Iron’s role in red blood cell formation makes it vital for delivering oxygen to muscles during exercise and K1 Canoer medallist, Lisa Carrington knows firsthand how important iron is in her diet every day.
“Nourishing whole food is key to my performance both in training and competition, and iron-rich foods have an important role to play in my energy levels,” says Lisa.
This is also an area of interest for Senior Performance Nutritionist, Alex Popple from High Performance Sport New Zealand.
“Enhancing oxygen uptake and delivery are some of the desirable adaptations from endurance training. Paradoxically, endurance athletes are often found to have iron deficiency, which could limit or impair their performance”, says Alex.
Alex will be one of five speakers involved with a symposium for health professionals titled Iron: The Issue of deficiency in a land of plenty held in association with the University of Auckland Food and Health Programme on Tuesday 8 April. He will present his findings on the role hepcidin, a hormone which elevates after intense exercise, has on iron levels in athletes.
Iron is found in a number of foods, with lean red meat providing one of the richest sources of easily absorbed haem iron; in general the redder the meat, the higher the iron content.
There’s more information at Iron Week.
Australia’s compulsory superannuation scheme is often held up as an example we should follow.
However, this exchange during Question Time yesterday threw up a little-known fact:
Hon David Parker: Does he accept that Australia’s successful universal workplace savings scheme, introduced a decade after National axed ours, is why Australia owns its banks and ours, and why Australians have higher wages?
Hon BILL ENGLISH: No, but I do know that two of the effects of it in Australia are that Australians have less money invested in businesses than New Zealanders—
Grant Robertson: Rubbish.
Hon BILL ENGLISH: —no, it is true—and its rise in household debt directly parallels its rise in nominal household savings. But if the member believes he wants the Australian system, he should be open with the New Zealand public that he is going to strictly means test national superannuation.
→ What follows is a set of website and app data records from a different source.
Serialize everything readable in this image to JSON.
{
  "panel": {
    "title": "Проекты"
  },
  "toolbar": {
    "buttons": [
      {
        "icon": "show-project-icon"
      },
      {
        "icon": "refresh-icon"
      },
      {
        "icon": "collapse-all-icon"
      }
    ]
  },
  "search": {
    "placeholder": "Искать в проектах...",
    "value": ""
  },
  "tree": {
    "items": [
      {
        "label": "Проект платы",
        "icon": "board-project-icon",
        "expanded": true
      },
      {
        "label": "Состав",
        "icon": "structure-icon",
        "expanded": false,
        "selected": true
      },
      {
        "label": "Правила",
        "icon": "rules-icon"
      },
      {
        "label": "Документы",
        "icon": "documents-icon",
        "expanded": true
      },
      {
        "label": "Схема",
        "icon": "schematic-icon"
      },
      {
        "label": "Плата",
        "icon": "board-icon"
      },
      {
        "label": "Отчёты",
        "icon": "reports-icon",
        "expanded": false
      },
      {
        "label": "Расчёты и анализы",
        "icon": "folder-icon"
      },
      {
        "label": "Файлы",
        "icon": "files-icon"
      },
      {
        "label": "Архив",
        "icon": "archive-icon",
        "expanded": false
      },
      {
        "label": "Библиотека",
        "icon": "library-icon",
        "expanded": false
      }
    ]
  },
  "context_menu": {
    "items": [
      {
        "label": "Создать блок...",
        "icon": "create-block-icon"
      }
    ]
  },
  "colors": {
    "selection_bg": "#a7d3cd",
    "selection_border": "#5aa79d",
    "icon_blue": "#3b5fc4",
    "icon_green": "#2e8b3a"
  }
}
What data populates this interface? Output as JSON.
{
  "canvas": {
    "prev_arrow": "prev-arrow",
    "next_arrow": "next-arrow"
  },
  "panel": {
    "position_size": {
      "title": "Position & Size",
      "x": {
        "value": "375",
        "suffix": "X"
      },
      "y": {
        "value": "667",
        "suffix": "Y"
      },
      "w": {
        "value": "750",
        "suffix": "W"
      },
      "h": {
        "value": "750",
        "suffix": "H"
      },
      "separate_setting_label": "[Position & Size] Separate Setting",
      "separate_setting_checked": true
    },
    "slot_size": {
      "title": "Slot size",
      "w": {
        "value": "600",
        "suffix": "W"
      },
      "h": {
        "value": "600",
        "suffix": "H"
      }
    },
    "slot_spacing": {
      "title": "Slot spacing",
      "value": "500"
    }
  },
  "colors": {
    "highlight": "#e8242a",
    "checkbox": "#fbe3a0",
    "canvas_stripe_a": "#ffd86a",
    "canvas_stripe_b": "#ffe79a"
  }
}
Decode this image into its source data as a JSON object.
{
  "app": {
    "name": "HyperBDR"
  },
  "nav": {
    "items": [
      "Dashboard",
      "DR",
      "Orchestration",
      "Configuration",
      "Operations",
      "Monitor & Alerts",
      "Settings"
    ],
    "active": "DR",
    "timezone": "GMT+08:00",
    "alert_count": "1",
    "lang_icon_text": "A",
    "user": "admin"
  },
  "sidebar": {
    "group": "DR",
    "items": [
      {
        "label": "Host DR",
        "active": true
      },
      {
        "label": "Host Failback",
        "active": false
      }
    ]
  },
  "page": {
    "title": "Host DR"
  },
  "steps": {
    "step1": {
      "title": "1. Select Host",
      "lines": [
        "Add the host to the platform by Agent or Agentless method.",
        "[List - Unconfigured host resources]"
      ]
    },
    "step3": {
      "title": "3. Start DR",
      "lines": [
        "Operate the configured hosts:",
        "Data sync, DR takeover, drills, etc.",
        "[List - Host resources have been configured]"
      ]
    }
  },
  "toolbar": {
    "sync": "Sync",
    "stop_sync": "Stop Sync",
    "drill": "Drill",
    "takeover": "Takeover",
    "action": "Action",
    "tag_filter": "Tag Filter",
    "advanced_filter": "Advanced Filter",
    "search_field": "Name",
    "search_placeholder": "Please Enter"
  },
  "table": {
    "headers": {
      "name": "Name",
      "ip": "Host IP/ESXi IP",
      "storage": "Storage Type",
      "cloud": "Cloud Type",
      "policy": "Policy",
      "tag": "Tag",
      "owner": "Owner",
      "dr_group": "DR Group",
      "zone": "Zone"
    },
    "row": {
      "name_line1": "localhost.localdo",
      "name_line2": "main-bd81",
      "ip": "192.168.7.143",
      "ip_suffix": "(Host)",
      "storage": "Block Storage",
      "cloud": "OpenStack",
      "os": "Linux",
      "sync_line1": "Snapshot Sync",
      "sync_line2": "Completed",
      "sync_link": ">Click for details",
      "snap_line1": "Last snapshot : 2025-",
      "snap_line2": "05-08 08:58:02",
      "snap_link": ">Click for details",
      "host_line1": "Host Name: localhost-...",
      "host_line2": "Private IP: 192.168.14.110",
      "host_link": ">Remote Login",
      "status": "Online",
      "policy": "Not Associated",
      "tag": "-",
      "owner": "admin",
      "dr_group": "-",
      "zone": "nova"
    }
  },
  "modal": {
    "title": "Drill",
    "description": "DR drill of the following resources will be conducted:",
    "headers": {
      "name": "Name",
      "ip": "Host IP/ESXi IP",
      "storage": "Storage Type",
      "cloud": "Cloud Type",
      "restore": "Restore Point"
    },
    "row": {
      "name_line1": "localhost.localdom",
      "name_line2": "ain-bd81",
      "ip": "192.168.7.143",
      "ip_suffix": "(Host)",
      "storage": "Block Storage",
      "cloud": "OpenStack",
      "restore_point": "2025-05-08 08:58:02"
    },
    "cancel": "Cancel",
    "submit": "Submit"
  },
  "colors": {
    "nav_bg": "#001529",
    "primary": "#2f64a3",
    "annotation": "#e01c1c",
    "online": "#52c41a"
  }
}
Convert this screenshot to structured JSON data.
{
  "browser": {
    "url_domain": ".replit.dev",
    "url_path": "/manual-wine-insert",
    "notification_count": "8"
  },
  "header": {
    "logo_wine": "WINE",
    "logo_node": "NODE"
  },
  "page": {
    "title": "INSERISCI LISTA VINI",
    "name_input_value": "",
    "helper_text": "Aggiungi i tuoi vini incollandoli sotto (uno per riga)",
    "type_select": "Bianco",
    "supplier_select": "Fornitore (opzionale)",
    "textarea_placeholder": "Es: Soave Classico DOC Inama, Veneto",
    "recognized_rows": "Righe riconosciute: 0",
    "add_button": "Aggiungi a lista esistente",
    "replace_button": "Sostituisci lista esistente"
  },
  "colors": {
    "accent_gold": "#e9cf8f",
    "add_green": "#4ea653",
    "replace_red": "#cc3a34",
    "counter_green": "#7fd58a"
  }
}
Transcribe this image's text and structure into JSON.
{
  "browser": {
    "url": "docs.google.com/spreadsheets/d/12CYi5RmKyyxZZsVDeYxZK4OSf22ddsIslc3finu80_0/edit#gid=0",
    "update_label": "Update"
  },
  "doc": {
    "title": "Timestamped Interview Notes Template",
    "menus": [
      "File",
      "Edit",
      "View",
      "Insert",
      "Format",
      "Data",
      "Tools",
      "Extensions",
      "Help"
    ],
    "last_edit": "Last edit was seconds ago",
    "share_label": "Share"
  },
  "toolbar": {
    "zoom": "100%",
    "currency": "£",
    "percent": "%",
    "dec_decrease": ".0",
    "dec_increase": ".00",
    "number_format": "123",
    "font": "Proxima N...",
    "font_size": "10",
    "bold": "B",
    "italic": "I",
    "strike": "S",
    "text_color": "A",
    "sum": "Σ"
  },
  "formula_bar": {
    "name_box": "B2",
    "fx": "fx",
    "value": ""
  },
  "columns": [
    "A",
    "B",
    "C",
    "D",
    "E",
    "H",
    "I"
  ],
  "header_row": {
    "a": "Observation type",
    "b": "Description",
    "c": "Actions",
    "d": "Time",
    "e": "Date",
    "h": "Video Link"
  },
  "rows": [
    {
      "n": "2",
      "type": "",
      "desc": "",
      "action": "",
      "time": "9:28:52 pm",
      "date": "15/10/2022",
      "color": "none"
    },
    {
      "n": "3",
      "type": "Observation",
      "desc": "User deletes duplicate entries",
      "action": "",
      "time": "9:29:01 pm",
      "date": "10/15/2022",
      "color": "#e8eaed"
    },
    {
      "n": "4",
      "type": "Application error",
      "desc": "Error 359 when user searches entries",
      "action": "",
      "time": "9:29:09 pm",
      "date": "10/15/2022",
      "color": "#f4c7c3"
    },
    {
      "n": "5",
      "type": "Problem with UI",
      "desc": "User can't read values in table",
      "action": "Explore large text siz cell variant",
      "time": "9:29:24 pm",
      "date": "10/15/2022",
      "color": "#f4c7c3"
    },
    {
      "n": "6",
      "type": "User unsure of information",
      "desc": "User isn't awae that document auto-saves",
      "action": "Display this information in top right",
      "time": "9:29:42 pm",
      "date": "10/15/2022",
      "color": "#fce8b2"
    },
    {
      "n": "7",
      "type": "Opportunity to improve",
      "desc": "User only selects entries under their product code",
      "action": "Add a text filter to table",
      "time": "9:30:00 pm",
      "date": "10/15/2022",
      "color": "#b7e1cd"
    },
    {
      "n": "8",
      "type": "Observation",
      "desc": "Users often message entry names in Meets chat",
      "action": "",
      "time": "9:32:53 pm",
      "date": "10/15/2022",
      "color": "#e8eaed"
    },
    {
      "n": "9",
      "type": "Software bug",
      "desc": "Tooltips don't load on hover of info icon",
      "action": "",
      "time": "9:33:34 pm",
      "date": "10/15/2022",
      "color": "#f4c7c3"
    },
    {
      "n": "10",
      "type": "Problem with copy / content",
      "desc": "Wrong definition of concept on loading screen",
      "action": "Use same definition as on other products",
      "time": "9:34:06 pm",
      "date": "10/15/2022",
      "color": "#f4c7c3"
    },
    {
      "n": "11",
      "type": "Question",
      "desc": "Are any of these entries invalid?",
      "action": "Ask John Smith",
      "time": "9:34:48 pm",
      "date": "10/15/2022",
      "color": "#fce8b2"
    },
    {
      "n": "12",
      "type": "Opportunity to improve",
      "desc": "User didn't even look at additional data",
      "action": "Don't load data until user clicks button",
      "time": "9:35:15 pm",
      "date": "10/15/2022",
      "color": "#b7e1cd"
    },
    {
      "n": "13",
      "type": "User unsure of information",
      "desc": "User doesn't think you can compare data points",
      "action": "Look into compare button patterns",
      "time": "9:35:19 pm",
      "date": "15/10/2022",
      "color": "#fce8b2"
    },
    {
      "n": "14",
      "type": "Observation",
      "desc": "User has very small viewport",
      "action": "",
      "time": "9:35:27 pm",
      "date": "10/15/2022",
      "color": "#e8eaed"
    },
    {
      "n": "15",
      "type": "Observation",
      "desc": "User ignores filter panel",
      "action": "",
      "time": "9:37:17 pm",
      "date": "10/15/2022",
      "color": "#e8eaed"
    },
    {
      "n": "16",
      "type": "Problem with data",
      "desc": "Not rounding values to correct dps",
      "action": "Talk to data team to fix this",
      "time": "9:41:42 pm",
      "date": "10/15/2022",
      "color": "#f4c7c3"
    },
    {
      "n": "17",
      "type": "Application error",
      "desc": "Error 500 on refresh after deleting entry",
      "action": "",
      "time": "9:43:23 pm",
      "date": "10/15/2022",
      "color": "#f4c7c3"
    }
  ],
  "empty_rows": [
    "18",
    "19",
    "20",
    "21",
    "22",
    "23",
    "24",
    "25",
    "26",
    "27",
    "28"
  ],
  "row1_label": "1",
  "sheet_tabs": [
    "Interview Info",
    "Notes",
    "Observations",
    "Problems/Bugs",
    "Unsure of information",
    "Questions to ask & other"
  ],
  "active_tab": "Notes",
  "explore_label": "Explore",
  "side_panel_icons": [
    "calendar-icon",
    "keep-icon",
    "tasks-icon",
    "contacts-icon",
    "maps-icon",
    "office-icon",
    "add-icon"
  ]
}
There is nowhere in the world that has compulsory superannuation and universal national superannuation.
How many people who urge compulsory superannuation know that nowhere that has it also has a universal scheme?
If superannuation savings can be either compulsory or universal how popular would compulsion be?
Hon David Parker: Will the Minister now admit that National was wrong to vote against KiwiSaver, which it now supports, and to call the Cullen fund, which it now supports, a dog?
Hon BILL ENGLISH: No, but if the member is going to advocate what he calls universal but is actually compulsory superannuation, he needs to explain what impact that will have on New Zealand superannuation. I think those who have been in this Parliament for a while will recognise that we have spent—what—20 years in vigorous discussion over the nature of national superannuation. It ended up universal because that is what the public wanted, and Labour is now advocating the Australian scheme, which involves strict income testing of national superannuation. I invite the member to announce that at the next Grey Power meeting he goes to.
. . . Hon David Parker: Is the Minister able to table any document that he has received that proves the assertion he made in his last answer, which was that the Labour Party is moving to a meansbased superannuation when that, in fact, is not our policy?
Mr SPEAKER: Order! It is quite a different question, but carry on.
Hon BILL ENGLISH: If I could find a coherent, rational, sensible Labour Party document on this matter, I would table it. But I cannot, so I will table the results of the 1975 and 2008 elections, where these issues were litigated.
What we do know is that Labour plans to increase the age of eligibility for superannuation.
It also plans to tax more and spend more which will aggravate inflation which will erode the real value of wages making it more difficult to save and erode the real value of any savings, be they voluntary or compulsory.